Release Date: October 11, 2010
In 1977 (when this book was first published), critics tended to overlook (and even discount) the films from Alfred Hitchcock’s British period. This tendency seems especially short sighted. The formative years of any creative artist deserves analysis and in-depth study. Yacowar was a single voice of reason. Hitchcock’s British Films challenged popular critical rhetoric and provided a resource for the further study of this important period in Hitchcock’s career.
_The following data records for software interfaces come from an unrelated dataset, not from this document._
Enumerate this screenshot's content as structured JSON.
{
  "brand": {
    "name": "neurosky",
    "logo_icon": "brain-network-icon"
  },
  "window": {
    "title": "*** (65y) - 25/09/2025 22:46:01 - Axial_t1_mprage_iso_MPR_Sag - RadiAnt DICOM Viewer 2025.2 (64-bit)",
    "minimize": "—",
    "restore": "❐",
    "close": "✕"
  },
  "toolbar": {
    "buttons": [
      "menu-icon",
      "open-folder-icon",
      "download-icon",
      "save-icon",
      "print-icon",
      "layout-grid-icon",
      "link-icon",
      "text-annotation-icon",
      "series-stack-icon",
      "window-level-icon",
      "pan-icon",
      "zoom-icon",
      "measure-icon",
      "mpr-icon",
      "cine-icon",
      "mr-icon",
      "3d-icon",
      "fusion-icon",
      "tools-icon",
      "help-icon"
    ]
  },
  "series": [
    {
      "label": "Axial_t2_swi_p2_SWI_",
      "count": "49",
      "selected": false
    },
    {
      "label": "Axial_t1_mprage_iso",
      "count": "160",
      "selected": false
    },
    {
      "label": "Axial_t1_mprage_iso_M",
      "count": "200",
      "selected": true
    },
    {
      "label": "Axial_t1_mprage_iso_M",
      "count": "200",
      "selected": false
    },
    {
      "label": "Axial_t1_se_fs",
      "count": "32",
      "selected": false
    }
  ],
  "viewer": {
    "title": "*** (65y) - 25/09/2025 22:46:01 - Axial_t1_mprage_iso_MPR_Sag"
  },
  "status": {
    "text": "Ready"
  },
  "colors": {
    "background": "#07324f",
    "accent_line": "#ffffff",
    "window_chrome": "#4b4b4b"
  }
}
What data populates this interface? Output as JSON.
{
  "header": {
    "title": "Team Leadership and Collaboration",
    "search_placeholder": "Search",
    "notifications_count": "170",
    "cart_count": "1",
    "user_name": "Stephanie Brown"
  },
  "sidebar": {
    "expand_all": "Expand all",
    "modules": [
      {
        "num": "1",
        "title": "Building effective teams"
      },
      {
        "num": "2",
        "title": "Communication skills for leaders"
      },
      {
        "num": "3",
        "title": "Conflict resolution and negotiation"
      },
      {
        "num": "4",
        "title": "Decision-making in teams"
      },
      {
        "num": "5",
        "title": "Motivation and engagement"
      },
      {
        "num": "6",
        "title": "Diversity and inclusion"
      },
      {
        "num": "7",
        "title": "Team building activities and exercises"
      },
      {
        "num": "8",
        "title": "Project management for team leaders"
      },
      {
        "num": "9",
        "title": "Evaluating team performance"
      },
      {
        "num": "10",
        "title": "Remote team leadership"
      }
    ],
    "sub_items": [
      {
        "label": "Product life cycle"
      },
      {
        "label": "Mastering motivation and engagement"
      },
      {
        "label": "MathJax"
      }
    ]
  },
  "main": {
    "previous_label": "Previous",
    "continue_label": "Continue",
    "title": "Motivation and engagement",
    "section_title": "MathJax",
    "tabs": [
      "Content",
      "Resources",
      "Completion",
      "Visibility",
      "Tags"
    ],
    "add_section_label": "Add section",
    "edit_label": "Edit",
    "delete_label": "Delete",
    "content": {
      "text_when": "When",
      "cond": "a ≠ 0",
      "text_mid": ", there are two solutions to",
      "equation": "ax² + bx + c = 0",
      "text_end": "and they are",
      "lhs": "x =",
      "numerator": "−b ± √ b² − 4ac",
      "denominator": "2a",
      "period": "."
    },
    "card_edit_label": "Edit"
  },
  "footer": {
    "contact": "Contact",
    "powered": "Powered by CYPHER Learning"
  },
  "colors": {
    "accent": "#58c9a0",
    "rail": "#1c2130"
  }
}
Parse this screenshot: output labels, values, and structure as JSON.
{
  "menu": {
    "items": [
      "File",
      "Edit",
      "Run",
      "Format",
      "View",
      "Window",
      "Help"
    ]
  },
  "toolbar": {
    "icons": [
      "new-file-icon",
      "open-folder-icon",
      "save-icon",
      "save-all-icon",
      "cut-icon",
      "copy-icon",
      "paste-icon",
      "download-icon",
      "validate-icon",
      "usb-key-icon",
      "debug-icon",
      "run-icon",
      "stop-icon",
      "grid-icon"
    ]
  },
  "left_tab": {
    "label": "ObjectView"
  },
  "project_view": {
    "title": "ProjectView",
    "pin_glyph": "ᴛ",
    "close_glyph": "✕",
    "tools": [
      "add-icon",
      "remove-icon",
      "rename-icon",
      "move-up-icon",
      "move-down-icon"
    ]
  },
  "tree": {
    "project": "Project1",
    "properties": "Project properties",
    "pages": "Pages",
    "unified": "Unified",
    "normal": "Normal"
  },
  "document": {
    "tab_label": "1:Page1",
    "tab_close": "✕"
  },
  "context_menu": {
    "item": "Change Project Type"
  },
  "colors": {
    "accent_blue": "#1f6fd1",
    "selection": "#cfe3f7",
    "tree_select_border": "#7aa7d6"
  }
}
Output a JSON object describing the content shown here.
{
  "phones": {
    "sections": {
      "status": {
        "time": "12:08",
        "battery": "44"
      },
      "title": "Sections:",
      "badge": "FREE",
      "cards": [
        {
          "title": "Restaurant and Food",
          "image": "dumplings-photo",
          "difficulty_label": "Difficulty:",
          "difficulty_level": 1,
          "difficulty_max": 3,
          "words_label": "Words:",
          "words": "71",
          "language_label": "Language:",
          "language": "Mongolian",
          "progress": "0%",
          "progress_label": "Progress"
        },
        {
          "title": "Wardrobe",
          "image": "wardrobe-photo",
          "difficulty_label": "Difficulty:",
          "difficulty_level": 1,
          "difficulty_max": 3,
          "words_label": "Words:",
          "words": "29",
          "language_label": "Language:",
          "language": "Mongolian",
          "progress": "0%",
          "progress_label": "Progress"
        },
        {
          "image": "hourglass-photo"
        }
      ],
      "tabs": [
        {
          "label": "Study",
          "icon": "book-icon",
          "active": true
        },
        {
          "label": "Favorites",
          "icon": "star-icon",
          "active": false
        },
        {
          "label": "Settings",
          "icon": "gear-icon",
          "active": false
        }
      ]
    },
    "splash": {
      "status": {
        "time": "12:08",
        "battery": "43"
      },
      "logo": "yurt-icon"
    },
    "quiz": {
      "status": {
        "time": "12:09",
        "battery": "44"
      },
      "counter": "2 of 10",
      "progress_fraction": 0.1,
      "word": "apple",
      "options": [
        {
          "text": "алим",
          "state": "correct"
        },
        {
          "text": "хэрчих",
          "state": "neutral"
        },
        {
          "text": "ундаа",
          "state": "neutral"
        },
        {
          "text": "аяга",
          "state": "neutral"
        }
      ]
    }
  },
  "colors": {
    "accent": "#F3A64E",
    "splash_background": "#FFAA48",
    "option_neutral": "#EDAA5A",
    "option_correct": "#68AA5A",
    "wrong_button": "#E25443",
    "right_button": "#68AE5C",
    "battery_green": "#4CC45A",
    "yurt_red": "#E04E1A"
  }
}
This second edition has brought a pioneering text that was out of circulation for decades into the hands of scholars and film fans alike. While Yacowar’s essays are mostly concerned with theoretical analysis, there is the occasional nugget of ‘behind the scenes’ information. The text is essential because many of these films are so often neglected. For instance, Waltzes from Vienna is given its own essay. How many essays have been written about this film? Usually the film is given only a brief mention (along with Hitchcock’s quote about it being the “lowest ebb of his career”). These under-studied movies are presented as more than merely unimportant footnotes in the career of an important director. Yacowar provides a serious study of each of these films and one could recommend the book for this reason alone.
Review by: Devon Powell